Puppet Modules (like in most other technological references, and the previous part of this tutorial)  are libraries to be loaded and shared as per the required set of configuration.

Think if you have a war application to be deployed over tomcat. For the stated requirement you require tomcat to be present on the machine with correct required configurations and war file to be correctly downloaded and placed on the machine with correct permissions.
In a general scenario requirement like this, two modules come up. One to install, configure and service-start tomcat service. Another to download/locate war file, use tomcat's configure and service sub-module.

[] Logic of Structure Logic  (just how is your module structured and )
The different components of structural design followed by each puppet module:
  • manifests
    All your '<module/submodule>.pp' manifest files go into '<module_dir>/manifests'.
    Puppet has an auto-load service for modules/sub-modules, so the naming of these *.pp files should be suiting the class names.
    As discussed above for a 'tomcat' module, you are also gonna create sub-modules like 'tomcat::install', 'tomcat::configure', and 'tomcat::service'.
    So the files that will get create be '<tomcat-module>/manifests/install.pp', '
    <tomcat-module>/manifests/configure.pp',  '<tomcat-module>/manifests/service.pp'.
    Now if there would have been a sub-module like 'tomcat::configure::war',  then the file-path would go like '
  • templates
    As any other language, where you want some static data merged with varying passed-on or environment 
     variables and pushed in somewhere as content. Say, for 'tomcat::config' sub-module as you wanna parameter-ize somethings like 'war' file name. Then this war file-name is being passed-on by 'deploy_war' module.
    This ruby template goes in
     '<tomcat-module>/files/war_app.conf.erb' and whenever required it's content received as "template('<tomcat-module>/war_app.conf.erb')"
  • files
    Any kin'of static file can be served from a module using puppet's fileserver mount points. Every puppet module has a default file-server mount location at '<tomcat-module>/files'.
    So a file like '<tomcat-module>/files/web.war' get to be served at Puppet Agents pointing to source of 'puppet:///modules/<tomcat-module>/web.war'.
  • lib
    This is the place where you can plug-in your custom mods to puppet and use your newly powered up puppet features.
    This is the one feature that lets you actually utilize your ruby-power and add-on custom facts, providers & types (with default location at '<tomcat-module> /lib/ <facter|puppet>', '<tomcat-module> /lib/puppet/ <parser|provider|type>') to be used via puppet in your modules. To be used it requires 'pluginsync = true' configuration to be present at 'puppet.conf' level.
    We'll discuss this in more detail with all sorts of examples in following up blogs and add the links here. Until then it can be referred at
  • spec/tests
    As Love needs Money to avoid worldly issues affect its charm. Similarly, Code need Tests.  In location 
    '<tomcat-module>/spec/' you can have your puppet-rspec tests for puppet module.
    The path '<tomcat-module>/tests/' would have common examples on how the module classes would be defined.

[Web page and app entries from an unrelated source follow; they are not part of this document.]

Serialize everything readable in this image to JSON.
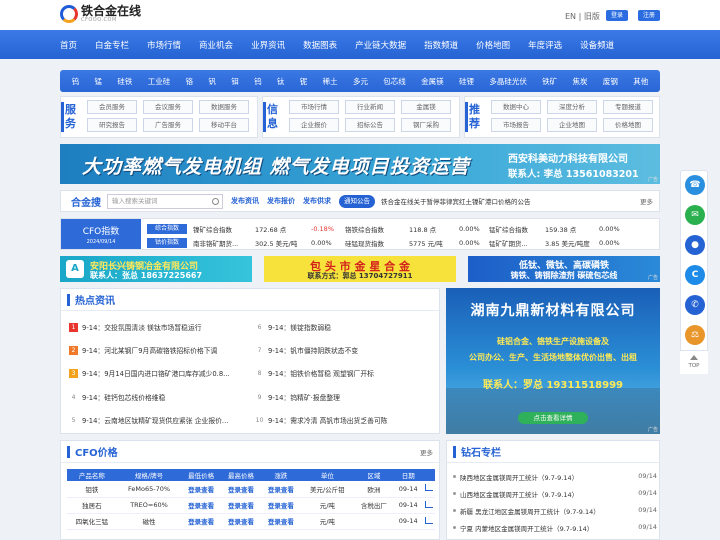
{
  "header": {
    "logo_cn": "铁合金在线",
    "logo_en": "CFOOO.COM",
    "lang": "EN | 旧版",
    "login": "登录",
    "register": "注册"
  },
  "nav": [
    "首页",
    "白金专栏",
    "市场行情",
    "商业机会",
    "业界资讯",
    "数据图表",
    "产业链大数据",
    "指数频道",
    "价格地图",
    "年度评选",
    "设备频道"
  ],
  "categories": [
    "钨",
    "锰",
    "硅铁",
    "工业硅",
    "铬",
    "钒",
    "钼",
    "钨",
    "钛",
    "铌",
    "稀土",
    "多元",
    "包芯线",
    "金属镁",
    "硅锂",
    "多晶硅光伏",
    "铁矿",
    "焦炭",
    "废钢",
    "其他"
  ],
  "services": [
    {
      "title": "服务",
      "items": [
        "会员服务",
        "会议服务",
        "数据服务",
        "研究报告",
        "广告服务",
        "移动平台"
      ]
    },
    {
      "title": "信息",
      "items": [
        "市场行情",
        "行业新闻",
        "金属镁",
        "企业报价",
        "招标公告",
        "钢厂采购"
      ]
    },
    {
      "title": "推荐",
      "items": [
        "数据中心",
        "深度分析",
        "专题报道",
        "市场报告",
        "企业地图",
        "价格地图"
      ]
    }
  ],
  "banner1": {
    "main": "大功率燃气发电机组  燃气发电项目投资运营",
    "company": "西安科美动力科技有限公司",
    "tel": "联系人: 李总  13561083201",
    "ad": "广告"
  },
  "search": {
    "title": "合金搜",
    "placeholder": "输入搜索关键词",
    "links": [
      "发布资讯",
      "发布报价",
      "发布供求"
    ],
    "notice": "通知公告",
    "message": "铁合金在线关于暂停菲律宾红土镍矿港口价格的公告",
    "more": "更多"
  },
  "cfo_index": {
    "title": "CFO指数",
    "date": "2024/09/14",
    "rows": [
      {
        "tag": "综合指数",
        "cells": [
          "镍矿综合指数",
          "172.68 点",
          "-0.18%",
          "铬铁综合指数",
          "118.8 点",
          "0.00%",
          "锰矿综合指数",
          "159.38 点",
          "0.00%"
        ]
      },
      {
        "tag": "钴价指数",
        "cells": [
          "南非铬矿期货...",
          "302.5 美元/吨",
          "0.00%",
          "硅锰现货指数",
          "5775 元/吨",
          "0.00%",
          "锰矿矿期货...",
          "3.85 美元/吨度",
          "0.00%"
        ]
      }
    ]
  },
  "ads3": [
    {
      "line1": "安阳长兴铸钢冶金有限公司",
      "line2": "联系人：张总 18637225667"
    },
    {
      "line1": "包 头 市 金 星 合 金",
      "line2": "联系方式：郭总 13704727911"
    },
    {
      "line1": "低钛、微钛、高碳磷铁",
      "line2": "铸铁、铸钢除渣剂 碳硫包芯线",
      "ad": "广告"
    }
  ],
  "hot": {
    "title": "热点资讯",
    "items": [
      {
        "n": "1",
        "t": "9-14：交投氛围清淡 镁钛市场暂稳运行"
      },
      {
        "n": "2",
        "t": "9-14：河北某钢厂9月高碳铬铁招标价格下调"
      },
      {
        "n": "3",
        "t": "9-14：9月14日国内进口铬矿港口库存减少0.8..."
      },
      {
        "n": "4",
        "t": "9-14：硅钙包芯线价格维稳"
      },
      {
        "n": "5",
        "t": "9-14：云南地区钛精矿现货供应紧张 企业报价..."
      },
      {
        "n": "6",
        "t": "9-14：镁锭指数弱稳"
      },
      {
        "n": "7",
        "t": "9-14：钒市僵持阴跌状态不变"
      },
      {
        "n": "8",
        "t": "9-14：钼铁价格暂稳 观望钢厂开标"
      },
      {
        "n": "9",
        "t": "9-14：钨精矿·报盘整理"
      },
      {
        "n": "10",
        "t": "9-14：需求冷清 高钒市场出货乏善可陈"
      }
    ]
  },
  "bigad": {
    "company": "湖南九鼎新材料有限公司",
    "line1": "硅铝合金、铬铁生产设施设备及",
    "line2": "公司办公、生产、生活场地整体优价出售、出租",
    "tel": "联系人：罗总 19311518999",
    "btn": "点击查看详情",
    "ad": "广告"
  },
  "price": {
    "title": "CFO价格",
    "more": "更多",
    "headers": [
      "产品名称",
      "规格/牌号",
      "最低价格",
      "最高价格",
      "涨跌",
      "单位",
      "区域",
      "日期",
      ""
    ],
    "rows": [
      [
        "钼铁",
        "FeMo65-70%",
        "登录查看",
        "登录查看",
        "登录查看",
        "美元/公斤钼",
        "欧洲",
        "09-14"
      ],
      [
        "独居石",
        "TREO=60%",
        "登录查看",
        "登录查看",
        "登录查看",
        "元/吨",
        "含税出厂",
        "09-14"
      ],
      [
        "四氧化三锰",
        "磁性",
        "登录查看",
        "登录查看",
        "登录查看",
        "元/吨",
        "",
        "09-14"
      ]
    ]
  },
  "column": {
    "title": "钻石专栏",
    "items": [
      {
        "t": "陕西地区金属镁周开工统计（9.7-9.14）",
        "d": "09/14"
      },
      {
        "t": "山西地区金属镁周开工统计（9.7-9.14）",
        "d": "09/14"
      },
      {
        "t": "新疆 黑龙江地区金属镁周开工统计（9.7-9.14）",
        "d": "09/14"
      },
      {
        "t": "宁夏 内蒙地区金属镁周开工统计（9.7-9.14）",
        "d": "09/14"
      }
    ]
  },
  "float": {
    "top": "TOP"
  },
  "colors": {
    "primary": "#2563d4",
    "red": "#e8352e",
    "orange": "#f07a2a"
  }
}
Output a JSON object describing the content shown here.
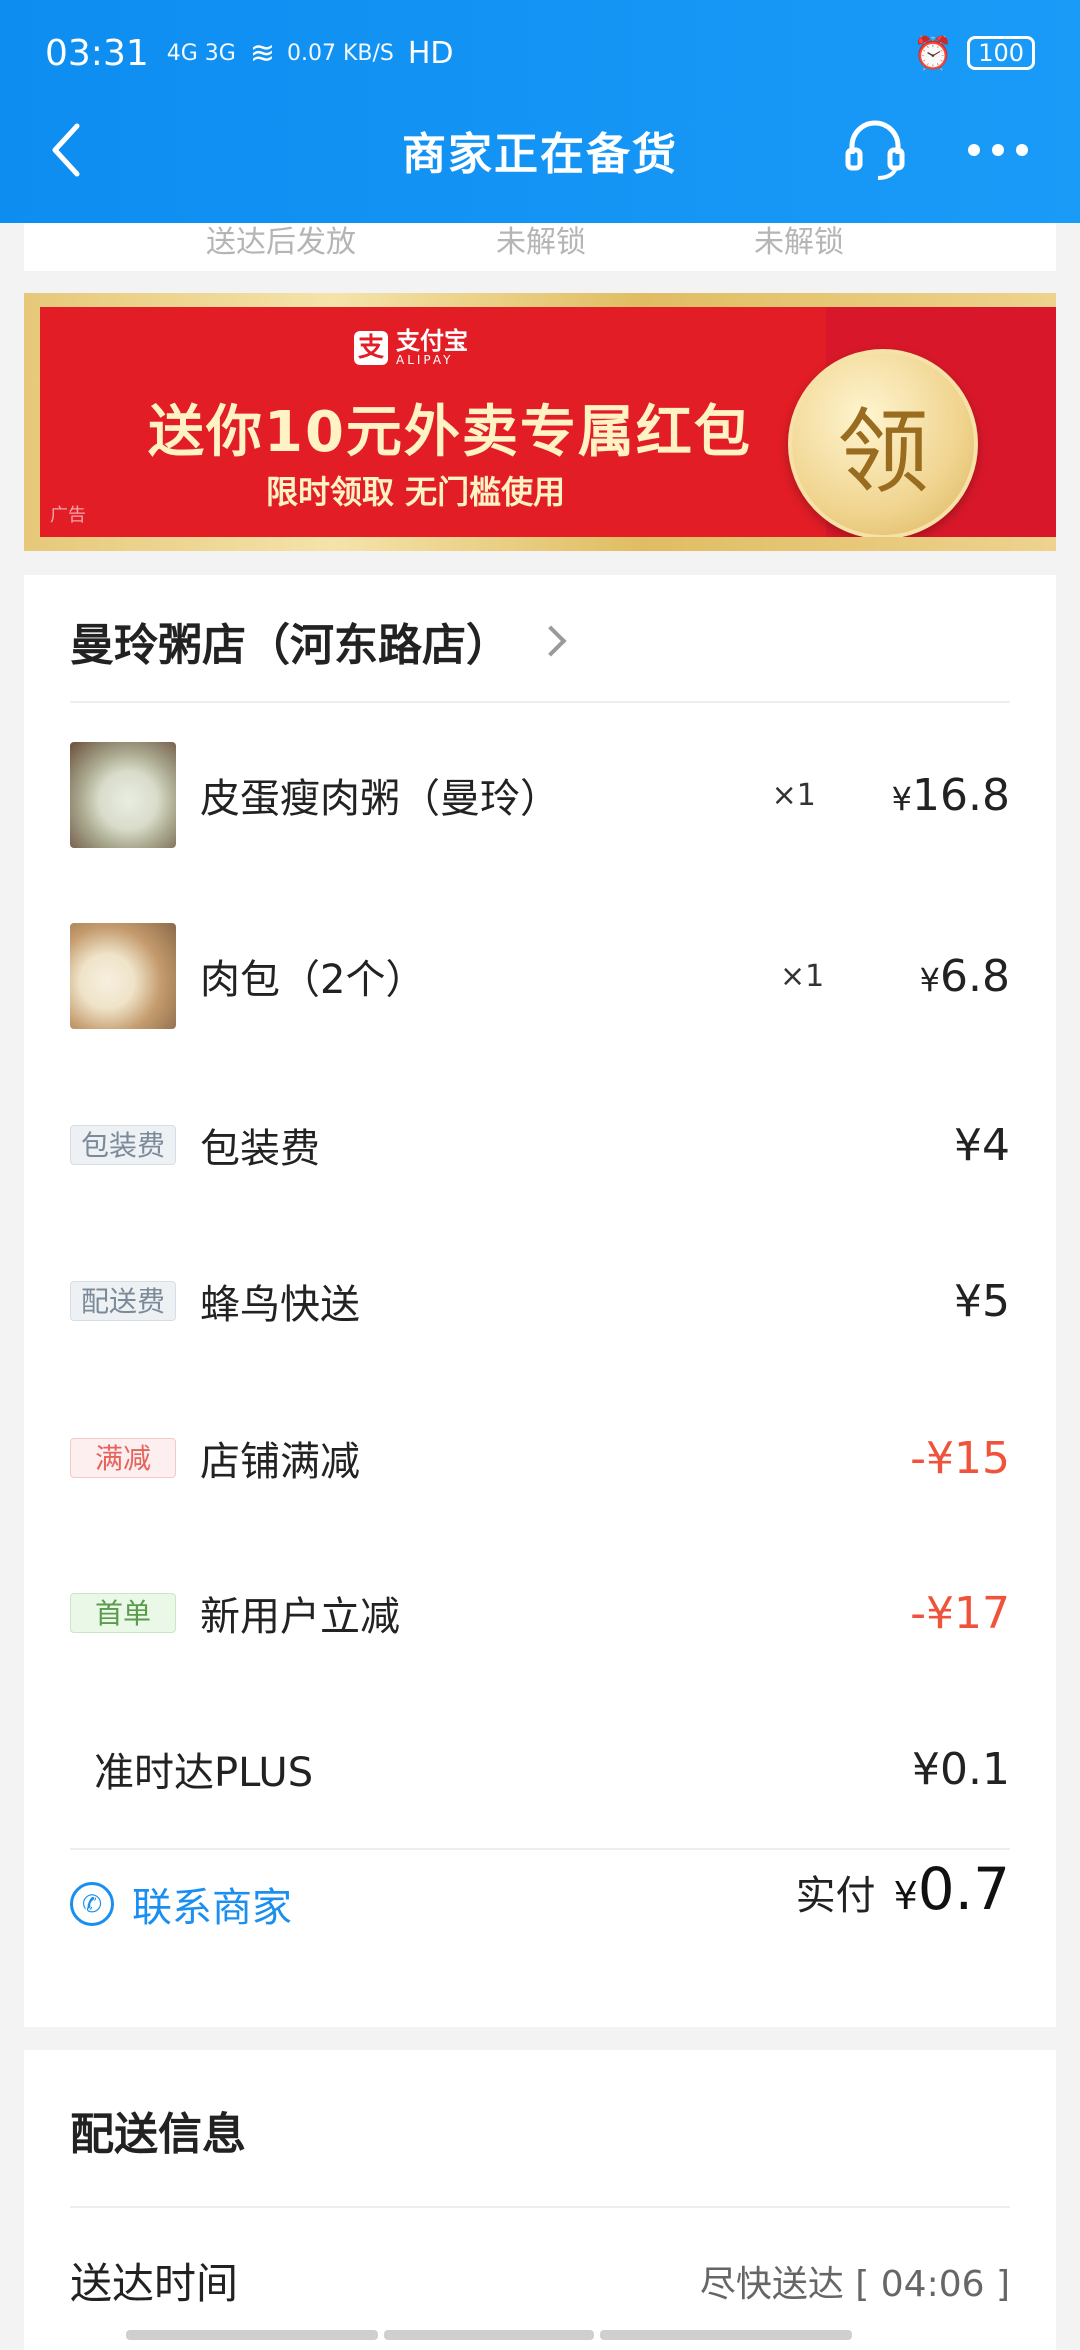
{
  "status_bar": {
    "time": "03:31",
    "signal": "4G 3G",
    "net_speed": "0.07 KB/S",
    "hd": "HD",
    "battery": "100"
  },
  "nav": {
    "title": "商家正在备货"
  },
  "unlock_strip": {
    "items": [
      "送达后发放",
      "未解锁",
      "未解锁"
    ]
  },
  "ad": {
    "brand": "支付宝",
    "brand_sub": "ALIPAY",
    "headline": "送你10元外卖专属红包",
    "subline": "限时领取 无门槛使用",
    "tag": "广告",
    "coin": "领"
  },
  "order": {
    "shop_name": "曼玲粥店（河东路店）",
    "items": [
      {
        "name": "皮蛋瘦肉粥（曼玲）",
        "qty": "×1",
        "price": "16.8"
      },
      {
        "name": "肉包（2个）",
        "qty": "×1",
        "price": "6.8"
      }
    ],
    "fees": [
      {
        "badge": "包装费",
        "name": "包装费",
        "price": "¥4",
        "style": "gray"
      },
      {
        "badge": "配送费",
        "name": "蜂鸟快送",
        "price": "¥5",
        "style": "gray"
      },
      {
        "badge": "满减",
        "name": "店铺满减",
        "price": "-¥15",
        "style": "red"
      },
      {
        "badge": "首单",
        "name": "新用户立减",
        "price": "-¥17",
        "style": "green"
      }
    ],
    "plus": {
      "name": "准时达PLUS",
      "price": "¥0.1"
    },
    "contact": "联系商家",
    "paid_label": "实付",
    "paid_value": "0.7",
    "yen": "¥"
  },
  "delivery": {
    "title": "配送信息",
    "time_label": "送达时间",
    "time_value": "尽快送达 [ 04:06 ]"
  }
}
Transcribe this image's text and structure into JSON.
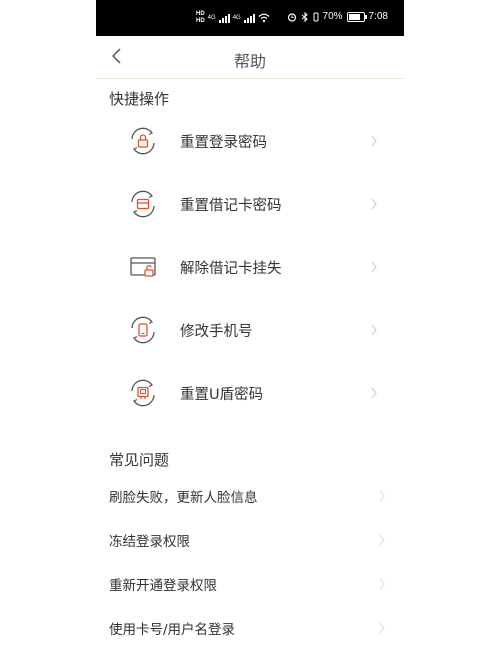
{
  "status_bar": {
    "hd_top": "HD",
    "hd_bottom": "HD",
    "net1": "4G",
    "net2": "4G",
    "battery_percent": "70%",
    "time": "7:08"
  },
  "header": {
    "title": "帮助"
  },
  "quick_ops": {
    "title": "快捷操作",
    "items": [
      {
        "label": "重置登录密码",
        "icon": "lock-reset-icon"
      },
      {
        "label": "重置借记卡密码",
        "icon": "card-reset-icon"
      },
      {
        "label": "解除借记卡挂失",
        "icon": "card-unlock-icon"
      },
      {
        "label": "修改手机号",
        "icon": "phone-change-icon"
      },
      {
        "label": "重置U盾密码",
        "icon": "ukey-reset-icon"
      }
    ]
  },
  "faq": {
    "title": "常见问题",
    "items": [
      {
        "label": "刷脸失败，更新人脸信息"
      },
      {
        "label": "冻结登录权限"
      },
      {
        "label": "重新开通登录权限"
      },
      {
        "label": "使用卡号/用户名登录"
      }
    ]
  },
  "colors": {
    "accent": "#d9542b",
    "icon_gray": "#555555",
    "chevron": "#d8cdb9"
  }
}
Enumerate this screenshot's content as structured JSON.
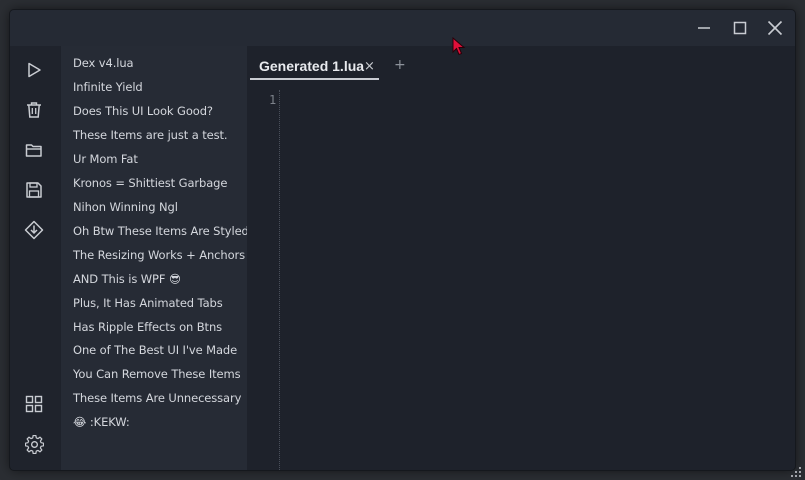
{
  "window": {
    "controls": {
      "minimize_icon": "minimize-icon",
      "maximize_icon": "maximize-icon",
      "close_icon": "close-icon"
    }
  },
  "sidebar_icons": [
    {
      "name": "execute-button",
      "icon": "play-icon"
    },
    {
      "name": "clear-button",
      "icon": "trash-icon"
    },
    {
      "name": "open-file-button",
      "icon": "folder-icon"
    },
    {
      "name": "save-file-button",
      "icon": "floppy-disk-icon"
    },
    {
      "name": "inject-button",
      "icon": "inject-icon"
    },
    {
      "name": "script-hub-button",
      "icon": "grid-icon"
    },
    {
      "name": "settings-button",
      "icon": "gear-icon"
    }
  ],
  "scripts": [
    "Dex v4.lua",
    "Infinite Yield",
    "Does This UI Look Good?",
    "These Items are just a test.",
    "Ur Mom Fat",
    "Kronos = Shittiest Garbage",
    "Nihon Winning Ngl",
    "Oh Btw These Items Are Styled",
    "The Resizing Works + Anchors",
    "AND This is WPF 😎",
    "Plus, It Has Animated Tabs",
    "Has Ripple Effects on Btns",
    "One of The Best UI I've Made",
    "You Can Remove These Items",
    "These Items Are Unnecessary",
    "😂 :KEKW:"
  ],
  "editor": {
    "tabs": [
      {
        "label": "Generated 1.lua",
        "close": "×"
      }
    ],
    "add_tab": "+",
    "line_numbers": [
      "1"
    ],
    "content": ""
  },
  "colors": {
    "window_bg": "#1e222b",
    "titlebar_bg": "#252a34",
    "list_bg": "#262b35",
    "text": "#d4d7dd",
    "cursor": "#e0103a"
  }
}
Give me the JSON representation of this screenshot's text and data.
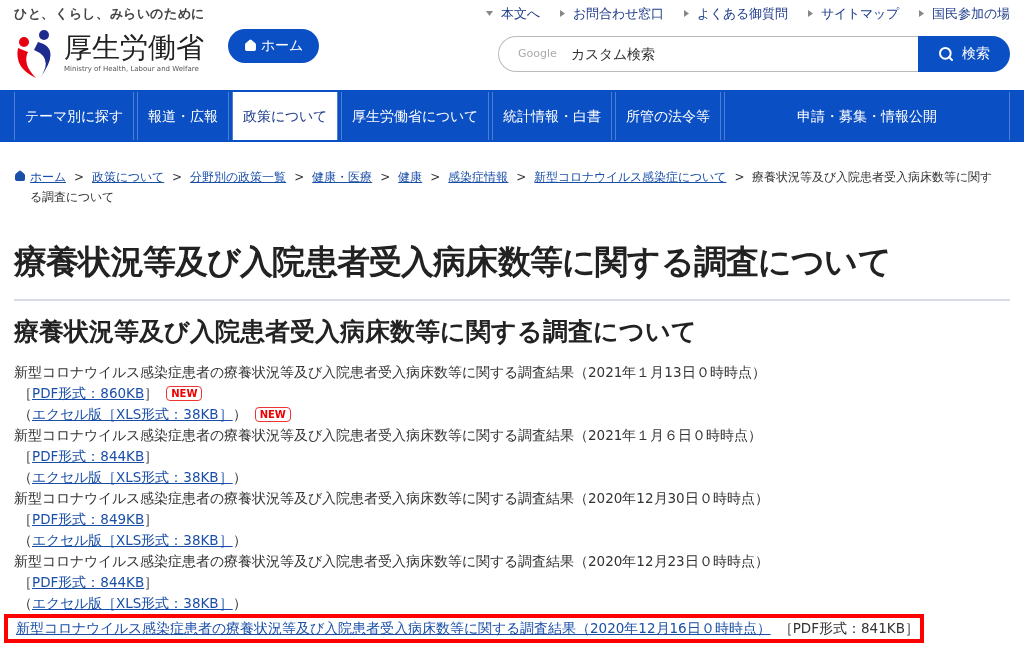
{
  "header": {
    "tagline": "ひと、くらし、みらいのために",
    "logo_text": "厚生労働省",
    "logo_subtext": "Ministry of Health, Labour and Welfare",
    "home_button": "ホーム",
    "utility_links": [
      {
        "label": "本文へ",
        "kind": "down"
      },
      {
        "label": "お問合わせ窓口",
        "kind": "right"
      },
      {
        "label": "よくある御質問",
        "kind": "right"
      },
      {
        "label": "サイトマップ",
        "kind": "right"
      },
      {
        "label": "国民参加の場",
        "kind": "right"
      }
    ],
    "search": {
      "brand": "Google",
      "placeholder": "カスタム検索",
      "button": "検索"
    }
  },
  "nav": [
    {
      "label": "テーマ別に探す",
      "selected": false
    },
    {
      "label": "報道・広報",
      "selected": false
    },
    {
      "label": "政策について",
      "selected": true
    },
    {
      "label": "厚生労働省について",
      "selected": false
    },
    {
      "label": "統計情報・白書",
      "selected": false
    },
    {
      "label": "所管の法令等",
      "selected": false
    },
    {
      "label": "申請・募集・情報公開",
      "selected": false
    }
  ],
  "breadcrumb": {
    "links": [
      {
        "label": "ホーム",
        "separator": ">"
      },
      {
        "label": "政策について",
        "separator": ">"
      },
      {
        "label": "分野別の政策一覧",
        "separator": ">"
      },
      {
        "label": "健康・医療",
        "separator": ">"
      },
      {
        "label": "健康",
        "separator": ">"
      },
      {
        "label": "感染症情報",
        "separator": ">"
      },
      {
        "label": "新型コロナウイルス感染症について",
        "separator": ">"
      }
    ],
    "current": "療養状況等及び入院患者受入病床数等に関する調査について"
  },
  "page_title": "療養状況等及び入院患者受入病床数等に関する調査について",
  "section_title": "療養状況等及び入院患者受入病床数等に関する調査について",
  "items": [
    {
      "kind": "standard",
      "title": "新型コロナウイルス感染症患者の療養状況等及び入院患者受入病床数等に関する調査結果（2021年１月13日０時時点）",
      "pdf_open": "［",
      "pdf": "PDF形式：860KB",
      "pdf_close": "］",
      "pdf_badge": "NEW",
      "xls_open": "（",
      "xls": "エクセル版［XLS形式：38KB］",
      "xls_close": "）",
      "xls_badge": "NEW"
    },
    {
      "kind": "standard",
      "title": "新型コロナウイルス感染症患者の療養状況等及び入院患者受入病床数等に関する調査結果（2021年１月６日０時時点）",
      "pdf_open": "［",
      "pdf": "PDF形式：844KB",
      "pdf_close": "］",
      "xls_open": "（",
      "xls": "エクセル版［XLS形式：38KB］",
      "xls_close": "）"
    },
    {
      "kind": "standard",
      "title": "新型コロナウイルス感染症患者の療養状況等及び入院患者受入病床数等に関する調査結果（2020年12月30日０時時点）",
      "pdf_open": "［",
      "pdf": "PDF形式：849KB",
      "pdf_close": "］",
      "xls_open": "（",
      "xls": "エクセル版［XLS形式：38KB］",
      "xls_close": "）"
    },
    {
      "kind": "standard",
      "title": "新型コロナウイルス感染症患者の療養状況等及び入院患者受入病床数等に関する調査結果（2020年12月23日０時時点）",
      "pdf_open": "［",
      "pdf": "PDF形式：844KB",
      "pdf_close": "］",
      "xls_open": "（",
      "xls": "エクセル版［XLS形式：38KB］",
      "xls_close": "）"
    },
    {
      "kind": "highlighted",
      "title": "新型コロナウイルス感染症患者の療養状況等及び入院患者受入病床数等に関する調査結果（2020年12月16日０時時点）",
      "pdf": "［PDF形式：841KB］"
    }
  ]
}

[] Modules Fundamental Live  (mean the actual code sample.....)